Linda Huey’s Dark Garden warns against a somber future. Dark fairies and decrepit gnomes peer out between the stems of gigantic plants, and organic forms sprout from beds of fossilized junk. The garden shows us the dire path of a society that is more concerned with consumer goods than the environment. It reflects the consequences of disposable culture and pollution.
Huey approaches this message in a subtle way that requires investigation. At first glance, the towering plant forms loom from their planters, and it really feels like a walk in a fantasy garden, but when looking closer, the flora reveals lengths of rebar and nails mixed in with the clay. The rebar become their stems and the nails their seeds. There are impressions of computer parts and junk in the surface of the clay. Each plant bears some mark of industry. In the center of the exhibit, a large white sphere seems to hover like a planet or moon. Upon looking closer, the sphere seems to be composed of trash. Perhaps it is a warning of what our own planet could become: a lifeless orb of refuse.

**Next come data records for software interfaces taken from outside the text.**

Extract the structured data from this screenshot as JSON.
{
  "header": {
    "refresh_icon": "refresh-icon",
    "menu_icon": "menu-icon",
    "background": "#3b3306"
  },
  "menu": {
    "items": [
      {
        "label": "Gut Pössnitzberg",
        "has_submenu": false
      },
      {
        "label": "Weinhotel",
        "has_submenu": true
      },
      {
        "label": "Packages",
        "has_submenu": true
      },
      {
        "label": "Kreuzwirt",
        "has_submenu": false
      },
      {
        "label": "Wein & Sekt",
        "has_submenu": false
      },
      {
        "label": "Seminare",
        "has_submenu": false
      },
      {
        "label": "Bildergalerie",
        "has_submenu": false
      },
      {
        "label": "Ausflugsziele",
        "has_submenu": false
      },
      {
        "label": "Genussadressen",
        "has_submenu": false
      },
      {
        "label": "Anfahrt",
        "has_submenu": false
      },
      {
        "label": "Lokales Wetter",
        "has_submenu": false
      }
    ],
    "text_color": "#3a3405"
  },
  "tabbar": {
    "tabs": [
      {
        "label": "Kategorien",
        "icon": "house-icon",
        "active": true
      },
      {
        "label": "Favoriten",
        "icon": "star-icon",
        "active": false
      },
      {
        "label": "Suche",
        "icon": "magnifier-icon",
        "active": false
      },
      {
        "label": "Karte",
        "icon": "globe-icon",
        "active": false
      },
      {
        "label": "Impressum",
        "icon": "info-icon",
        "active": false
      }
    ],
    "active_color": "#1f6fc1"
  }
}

Dark Garden juxtaposes nature with manmade objects. Clay is a material that associated with the earth, while metal element typically reference progress and industry. Huey is very interested in the possibilities of firing metal parts directly into the clay. The result of this process is cracking in the surface of clay. Huey uses these cracks to further convey decay in her Dark Garden. [...]
Credit: Exhibition overview from museum website